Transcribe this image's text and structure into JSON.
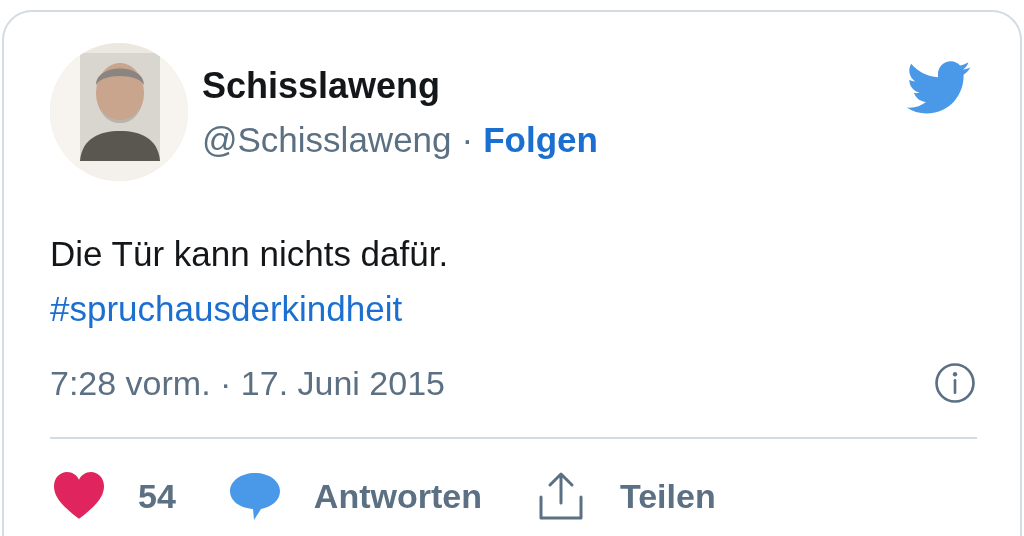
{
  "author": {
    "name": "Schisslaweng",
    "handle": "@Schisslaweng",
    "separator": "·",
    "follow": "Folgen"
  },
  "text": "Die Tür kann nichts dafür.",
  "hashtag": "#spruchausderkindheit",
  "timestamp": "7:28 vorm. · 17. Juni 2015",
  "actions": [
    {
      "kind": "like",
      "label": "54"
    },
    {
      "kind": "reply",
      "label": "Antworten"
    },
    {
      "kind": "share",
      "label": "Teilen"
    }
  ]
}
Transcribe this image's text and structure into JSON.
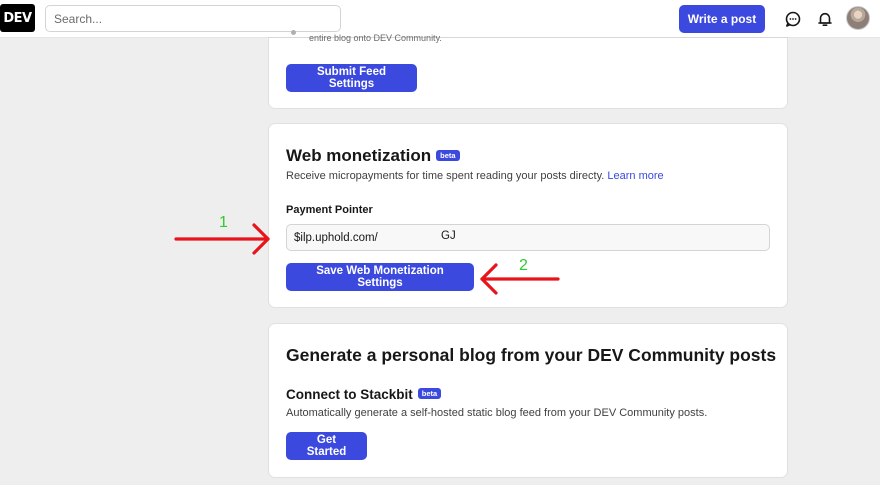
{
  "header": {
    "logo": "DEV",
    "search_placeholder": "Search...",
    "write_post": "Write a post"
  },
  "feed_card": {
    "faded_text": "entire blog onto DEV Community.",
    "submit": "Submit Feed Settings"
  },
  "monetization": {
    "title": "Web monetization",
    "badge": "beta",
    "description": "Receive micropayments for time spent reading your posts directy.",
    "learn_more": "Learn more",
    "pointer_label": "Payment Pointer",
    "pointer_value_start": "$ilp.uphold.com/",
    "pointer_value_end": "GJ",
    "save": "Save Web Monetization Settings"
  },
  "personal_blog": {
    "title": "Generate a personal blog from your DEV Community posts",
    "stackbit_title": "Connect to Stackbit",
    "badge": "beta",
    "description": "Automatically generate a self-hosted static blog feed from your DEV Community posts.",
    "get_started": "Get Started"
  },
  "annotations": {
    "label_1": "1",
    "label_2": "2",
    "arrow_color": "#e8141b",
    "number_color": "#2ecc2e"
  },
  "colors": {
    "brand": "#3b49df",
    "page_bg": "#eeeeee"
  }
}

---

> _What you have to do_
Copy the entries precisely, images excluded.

> _Task result_
Transcribe this image's text and structure into JSON.
{
  "author": {
    "name": "Schisslaweng",
    "handle": "@Schisslaweng",
    "separator": "·",
    "follow": "Folgen"
  },
  "text": "Die Tür kann nichts dafür.",
  "hashtag": "#spruchausderkindheit",
  "timestamp": "7:28 vorm. · 17. Juni 2015",
  "actions": [
    {
      "kind": "like",
      "label": "54"
    },
    {
      "kind": "reply",
      "label": "Antworten"
    },
    {
      "kind": "share",
      "label": "Teilen"
    }
  ]
}
Transcribe this image's text and structure into JSON.
{
  "header": {
    "logo": "DEV",
    "search_placeholder": "Search...",
    "write_post": "Write a post"
  },
  "feed_card": {
    "faded_text": "entire blog onto DEV Community.",
    "submit": "Submit Feed Settings"
  },
  "monetization": {
    "title": "Web monetization",
    "badge": "beta",
    "description": "Receive micropayments for time spent reading your posts directy.",
    "learn_more": "Learn more",
    "pointer_label": "Payment Pointer",
    "pointer_value_start": "$ilp.uphold.com/",
    "pointer_value_end": "GJ",
    "save": "Save Web Monetization Settings"
  },
  "personal_blog": {
    "title": "Generate a personal blog from your DEV Community posts",
    "stackbit_title": "Connect to Stackbit",
    "badge": "beta",
    "description": "Automatically generate a self-hosted static blog feed from your DEV Community posts.",
    "get_started": "Get Started"
  },
  "annotations": {
    "label_1": "1",
    "label_2": "2",
    "arrow_color": "#e8141b",
    "number_color": "#2ecc2e"
  },
  "colors": {
    "brand": "#3b49df",
    "page_bg": "#eeeeee"
  }
}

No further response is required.